SINGAPORE: The Securities Investors Association Singapore (SIAS) has said it is “seriously concerned” about the “lack of finality” on Utico’s offer for home-grown water treatment firm Hyflux, with the Middle Eastern investor repeatedly introducing changes to the deal at the last minute.
A press statement issued by SIAS chief David Gerald on Wednesday (Nov 20) read: “SIAS is concerned that while Hyflux, together with the various creditor groups, have been working within the timelines as required by the court to try and work out a deal acceptable to everyone, some deal changes have been repeatedly introduced at the eleventh hour by the investor.”
The investor advocacy group added that it hopes a deal – an outcome which would benefit many stakeholders, including retail investors – would not be scuttled by “such strategies designed to achieve advantages for one party only”.
“SIAS urges all parties, including the investor to continue negotiations with a view to achieve a commercially acceptable outcome for all stakeholders involved including in particular, the holders of the perpetual securities and preference shares.”
CNA has reached out to Utico for comments.
READ: From making waves to drowning in red ink: Hyflux, Tuaspring and how a business giant came undone
The United Arab Emirates utility firm has said in July that it is willing to take an 88 per cent stake in Hyflux through S$300 million in equity injection as well as a S$100 million shareholder loan.
It also intends to offer the cash equivalent of a 4 per cent stake in the enlarged Utico group, plus additional cash to the holders of preference shares and perpetual securities.
Both parties have been in talks since and despite repeated deadlines issued by Utico, a definitive agreement has not been signed.
READ: Hyflux, Utico still in negotiations to ink a definitive restructuring agreement: Hyflux lawyer
Hyflux's lawyer told the High Court earlier this month that some of the terms in the agreement are not “commercially acceptable” to the firm and its stakeholders.

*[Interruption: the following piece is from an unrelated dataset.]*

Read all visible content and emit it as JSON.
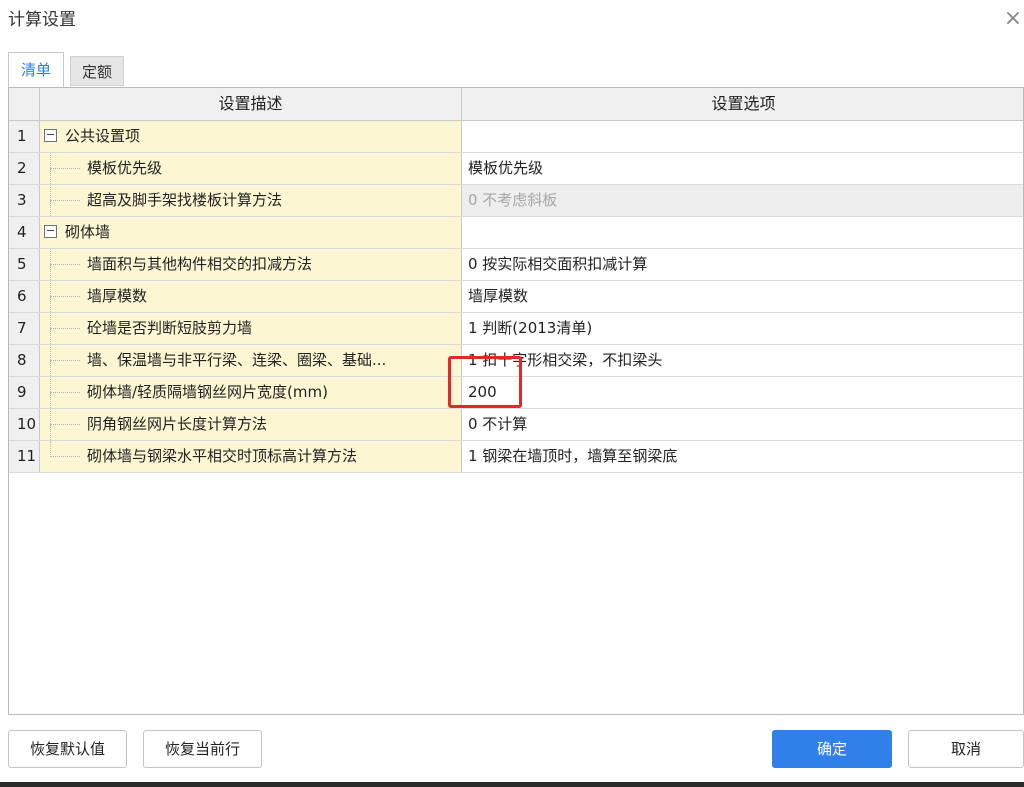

The fallen water treatment giant, whose restructuring journey has been marked by several twists and turns thus far, has court protection from its creditors until Dec 2.
A High Court hearing has been scheduled on Nov 29 to consider any further applications or extensions of the debt moratorium.